A ruling by the Supreme Court that the practice is legal would give companies the opportunity to effectively bar collective actions by employees. “For many CFOs, this may be the most important thing happening on the law front in 2017,” says Maatman. “The stakes are super-high.”

A wild-card factor is how long it will take for a ninth Supreme Court Justice — Donald Trump’s nominee, Neil Gorsuch, or someone else if the Senate does not confirm him — to be seated. Presumably, a Trump-nominated justice would take a pro-business stance.

“Many legal commentators are saying that the Democrats aren’t going to say yes to Gorsuch right away, and that while he more likely than not will pass through, he may not [join the court] until May or June and may not participate in any cases until after the current session ends [on June 30],” says Maatman.

In that event, should the court take a vote on the case, it could be decided 4-4. The case would then be dismissed and the discrepancy in laws from state to state would remain, as would the dispute over whether including the waivers in arbitration agreements is an NLRA violation.

The court also could choose to hold the case to be decided in its next session.

The three cases the Supreme Court took up and consolidated are:
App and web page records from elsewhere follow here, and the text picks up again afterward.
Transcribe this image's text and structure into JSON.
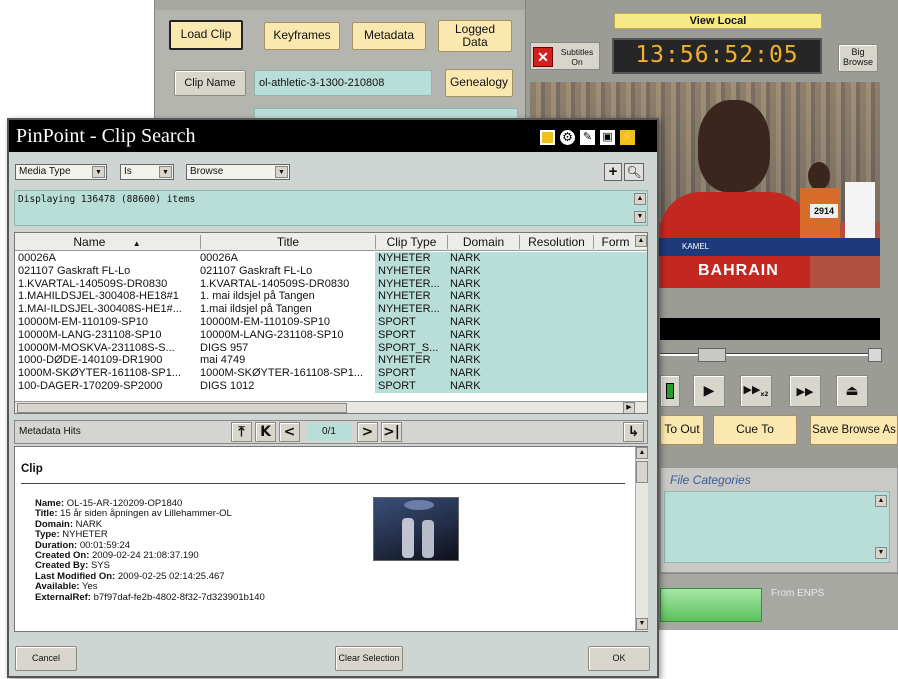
{
  "bg_app": {
    "buttons": {
      "load_clip": "Load Clip",
      "keyframes": "Keyframes",
      "metadata": "Metadata",
      "logged_data": "Logged Data",
      "clip_name": "Clip Name",
      "genealogy": "Genealogy"
    },
    "clip_name_value": "ol-athletic-3-1300-210808",
    "view_local": "View Local",
    "subtitles": "Subtitles On",
    "timecode": "13:56:52:05",
    "big_browse": "Big Browse",
    "to_out": "To Out",
    "cue_to": "Cue To",
    "save_browse_as": "Save Browse As",
    "file_categories": "File Categories",
    "from_enps": "From ENPS",
    "video": {
      "name_caption": "KAMEL",
      "bib": "2914",
      "flag_text": "BAHRAIN"
    }
  },
  "dialog": {
    "title": "PinPoint - Clip Search",
    "filter": {
      "field": "Media Type",
      "op": "Is",
      "value": "Browse"
    },
    "status": "Displaying 136478 (88600) items",
    "columns": [
      "Name",
      "Title",
      "Clip Type",
      "Domain",
      "Resolution",
      "Form"
    ],
    "rows": [
      [
        "00026A",
        "00026A",
        "NYHETER",
        "NARK"
      ],
      [
        "021107 Gaskraft FL-Lo",
        "021107 Gaskraft FL-Lo",
        "NYHETER",
        "NARK"
      ],
      [
        "1.KVARTAL-140509S-DR0830",
        "1.KVARTAL-140509S-DR0830",
        "NYHETER...",
        "NARK"
      ],
      [
        "1.MAHILDSJEL-300408-HE18#1",
        "1. mai ildsjel på Tangen",
        "NYHETER",
        "NARK"
      ],
      [
        "1.MAI-ILDSJEL-300408S-HE1#...",
        "1.mai ildsjel på Tangen",
        "NYHETER...",
        "NARK"
      ],
      [
        "10000M-EM-110109-SP10",
        "10000M-EM-110109-SP10",
        "SPORT",
        "NARK"
      ],
      [
        "10000M-LANG-231108-SP10",
        "10000M-LANG-231108-SP10",
        "SPORT",
        "NARK"
      ],
      [
        "10000M-MOSKVA-231108S-S...",
        "DIGS 957",
        "SPORT_S...",
        "NARK"
      ],
      [
        "1000-DØDE-140109-DR1900",
        "mai 4749",
        "NYHETER",
        "NARK"
      ],
      [
        "1000M-SKØYTER-161108-SP1...",
        "1000M-SKØYTER-161108-SP1...",
        "SPORT",
        "NARK"
      ],
      [
        "100-DAGER-170209-SP2000",
        "DIGS 1012",
        "SPORT",
        "NARK"
      ]
    ],
    "metadata_hits": "Metadata Hits",
    "page": "0/1",
    "section": "Clip",
    "meta": [
      {
        "label": "Name:",
        "value": "OL-15-AR-120209-OP1840"
      },
      {
        "label": "Title:",
        "value": "15 år siden åpningen av Lillehammer-OL"
      },
      {
        "label": "Domain:",
        "value": "NARK"
      },
      {
        "label": "Type:",
        "value": "NYHETER"
      },
      {
        "label": "Duration:",
        "value": "00:01:59:24"
      },
      {
        "label": "Created On:",
        "value": "2009-02-24 21:08:37.190"
      },
      {
        "label": "Created By:",
        "value": "SYS"
      },
      {
        "label": "Last Modified On:",
        "value": "2009-02-25 02:14:25.467"
      },
      {
        "label": "Available:",
        "value": "Yes"
      },
      {
        "label": "ExternalRef:",
        "value": "b7f97daf-fe2b-4802-8f32-7d323901b140"
      }
    ],
    "cancel": "Cancel",
    "clear_selection": "Clear Selection",
    "ok": "OK"
  },
  "colors": {
    "teal": "#b9ddd7",
    "yellow_button": "#fbe7b0",
    "timecode": "#f0b030",
    "panel": "#b0b0aa"
  }
}
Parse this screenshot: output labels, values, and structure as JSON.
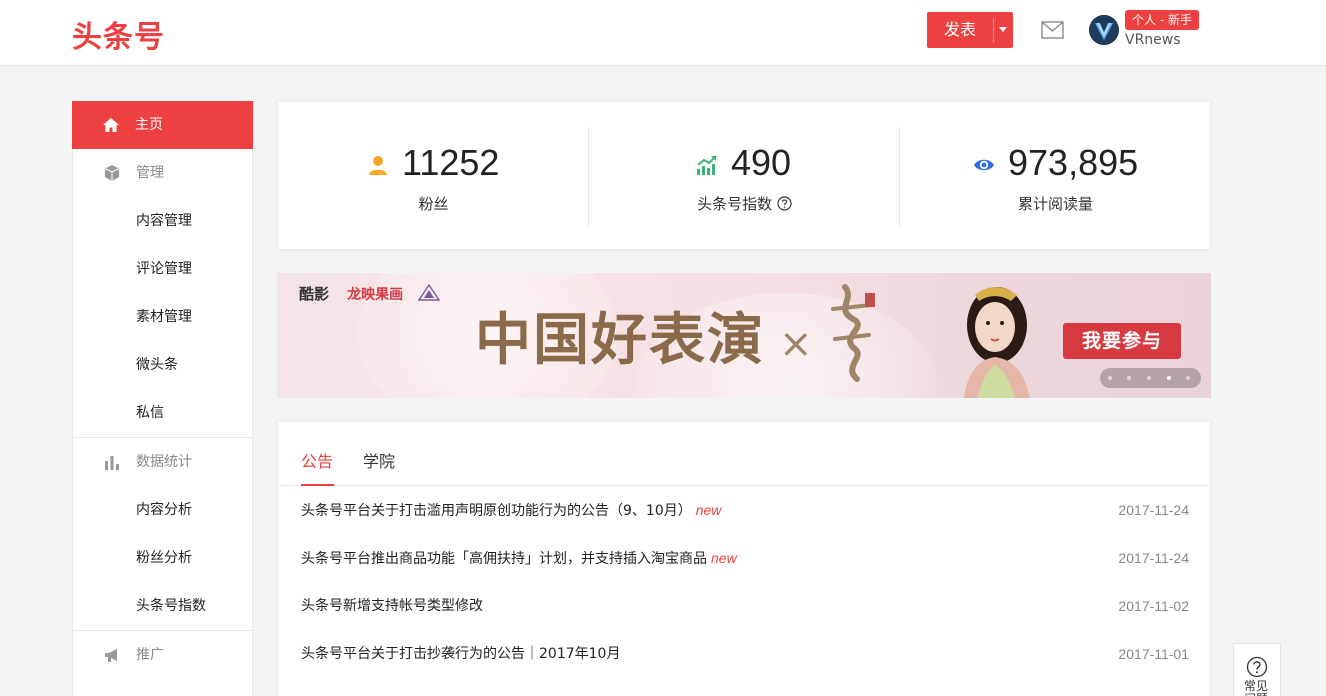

  • A wage-and-hour collective action against health-care software firm Epic Systems, alleging that it misclassified employees as exempt, and thus ineligible for overtime pay, in violation of the NLRA. The 7th Circuit Court of Appeals affirmed a district court’s denial of Epic’s motion to compel arbitration.
  • A collective action claiming that Ernst & Young misclassified employees to prevent paying them overtime wages, in violation of the NLRA and California labor laws. The 9th Circuit Court of Appeals ruled that EY violated the NLRA by requiring employees to sign an arbitration agreement that prevented them from bringing a class action.
  • A collective action against gas-station operator Murphy Oil USA. In this case, unlike the other two, a district court granted the company’s motion to dismiss the case and allow Murphy Oil to compel arbitration. The ruling was affirmed by the 5th Circuit Court of Appeals.